- **How to complete this task**:
Whenever "destroy" appears in a line, please copy that line from the data.

- **Provided material**:
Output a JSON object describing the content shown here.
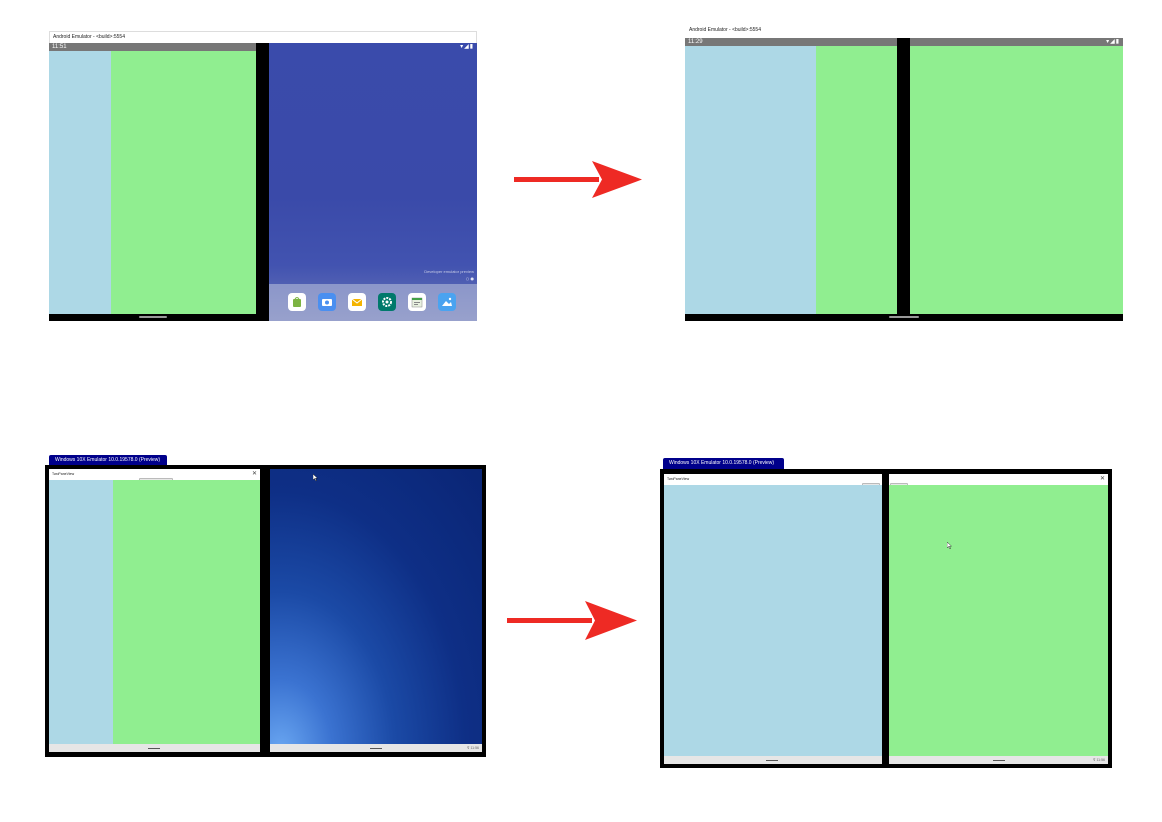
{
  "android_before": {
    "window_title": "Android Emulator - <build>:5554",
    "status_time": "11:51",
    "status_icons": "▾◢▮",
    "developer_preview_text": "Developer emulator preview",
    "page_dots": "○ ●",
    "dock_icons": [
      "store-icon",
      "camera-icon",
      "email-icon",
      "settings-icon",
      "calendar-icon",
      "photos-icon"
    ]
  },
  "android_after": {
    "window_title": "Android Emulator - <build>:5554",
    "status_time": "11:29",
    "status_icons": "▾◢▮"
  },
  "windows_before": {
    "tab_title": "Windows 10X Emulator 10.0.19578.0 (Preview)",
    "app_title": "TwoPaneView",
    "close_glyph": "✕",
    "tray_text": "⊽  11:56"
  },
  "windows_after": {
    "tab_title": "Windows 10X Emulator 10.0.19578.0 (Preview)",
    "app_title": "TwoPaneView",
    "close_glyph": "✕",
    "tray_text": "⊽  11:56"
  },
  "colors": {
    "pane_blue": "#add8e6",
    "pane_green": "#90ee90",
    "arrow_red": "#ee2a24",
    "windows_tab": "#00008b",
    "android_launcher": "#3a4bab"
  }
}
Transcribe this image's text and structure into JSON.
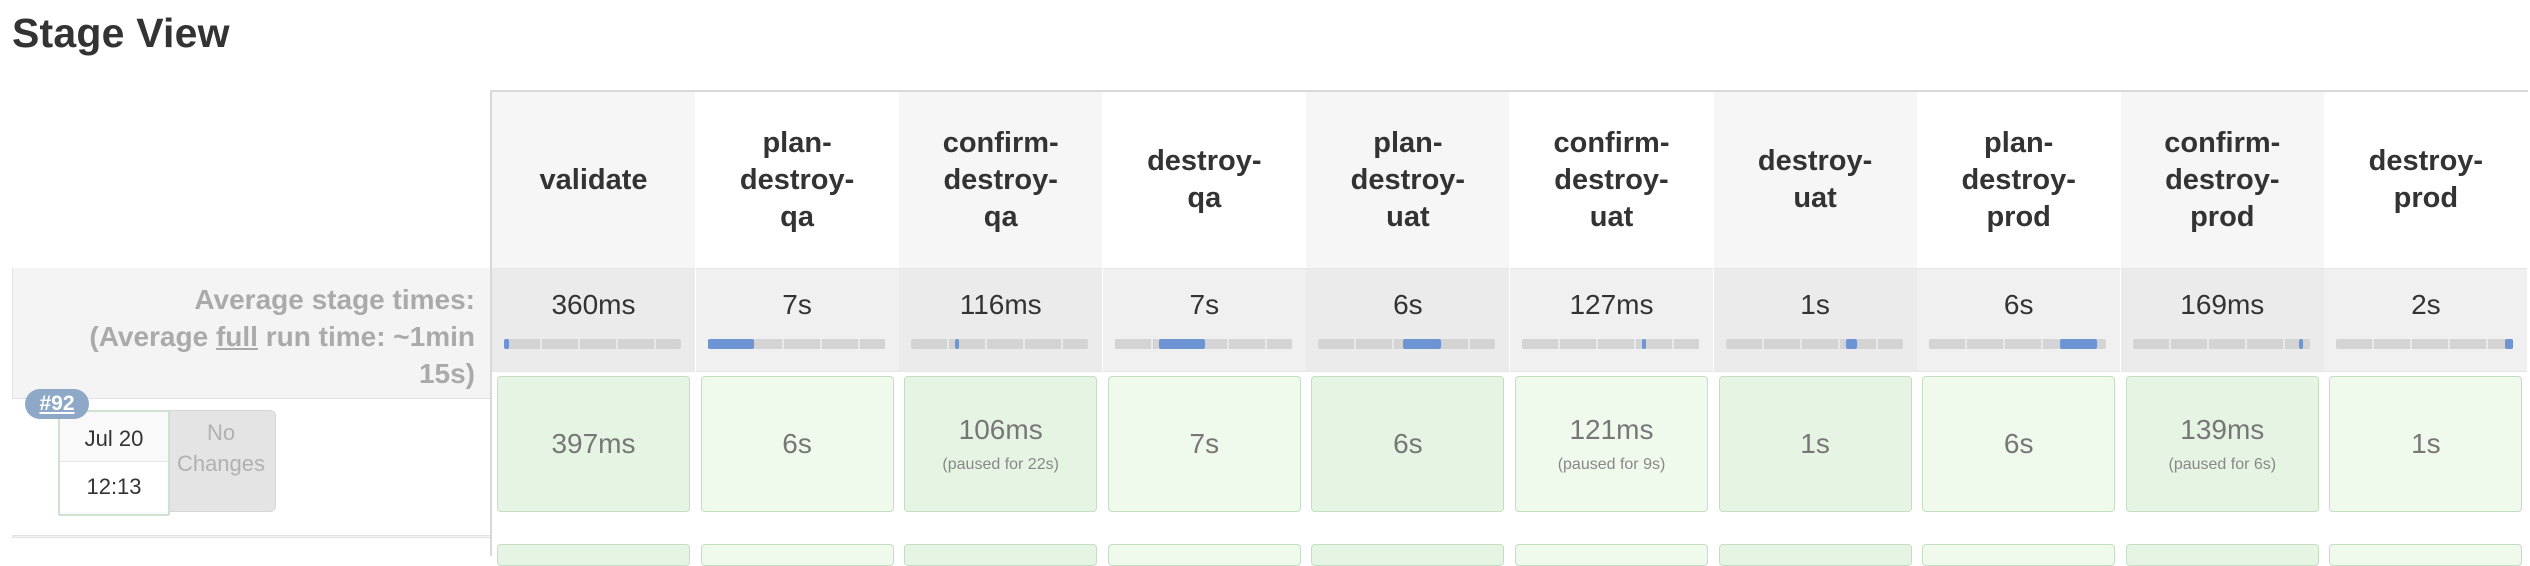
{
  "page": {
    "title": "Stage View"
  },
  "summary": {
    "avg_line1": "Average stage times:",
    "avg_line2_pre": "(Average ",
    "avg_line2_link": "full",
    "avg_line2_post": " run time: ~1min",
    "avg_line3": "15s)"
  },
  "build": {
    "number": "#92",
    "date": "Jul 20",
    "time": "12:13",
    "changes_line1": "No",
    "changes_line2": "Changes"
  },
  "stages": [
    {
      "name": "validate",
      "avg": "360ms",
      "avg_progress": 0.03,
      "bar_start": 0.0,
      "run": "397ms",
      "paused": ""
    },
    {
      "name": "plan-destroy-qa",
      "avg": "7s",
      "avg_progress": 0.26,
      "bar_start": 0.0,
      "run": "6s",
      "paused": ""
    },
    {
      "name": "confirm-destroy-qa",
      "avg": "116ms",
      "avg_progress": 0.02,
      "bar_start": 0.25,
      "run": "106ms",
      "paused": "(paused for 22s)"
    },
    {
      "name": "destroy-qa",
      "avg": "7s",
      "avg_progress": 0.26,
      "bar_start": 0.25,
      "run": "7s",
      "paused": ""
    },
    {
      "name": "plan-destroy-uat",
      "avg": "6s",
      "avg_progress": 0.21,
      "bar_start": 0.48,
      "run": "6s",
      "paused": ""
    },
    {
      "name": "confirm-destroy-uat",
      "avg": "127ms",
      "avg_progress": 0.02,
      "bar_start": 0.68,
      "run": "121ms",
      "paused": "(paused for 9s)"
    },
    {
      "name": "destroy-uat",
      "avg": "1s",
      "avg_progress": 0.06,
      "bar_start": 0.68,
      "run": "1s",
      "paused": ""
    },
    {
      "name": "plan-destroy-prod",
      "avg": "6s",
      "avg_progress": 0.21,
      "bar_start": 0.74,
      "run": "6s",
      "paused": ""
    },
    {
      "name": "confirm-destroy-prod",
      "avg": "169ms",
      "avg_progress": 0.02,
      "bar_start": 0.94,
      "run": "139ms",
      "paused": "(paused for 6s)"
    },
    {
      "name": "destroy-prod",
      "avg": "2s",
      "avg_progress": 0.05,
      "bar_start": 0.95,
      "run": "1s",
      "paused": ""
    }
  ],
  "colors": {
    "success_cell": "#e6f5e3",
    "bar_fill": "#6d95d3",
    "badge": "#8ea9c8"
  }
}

- **Output for this exercise**:
      "name": "plan-destroy-qa",
      "name": "confirm-destroy-qa",
      "name": "destroy-qa",
      "name": "plan-destroy-uat",
      "name": "confirm-destroy-uat",
      "name": "destroy-uat",
      "name": "plan-destroy-prod",
      "name": "confirm-destroy-prod",
      "name": "destroy-prod",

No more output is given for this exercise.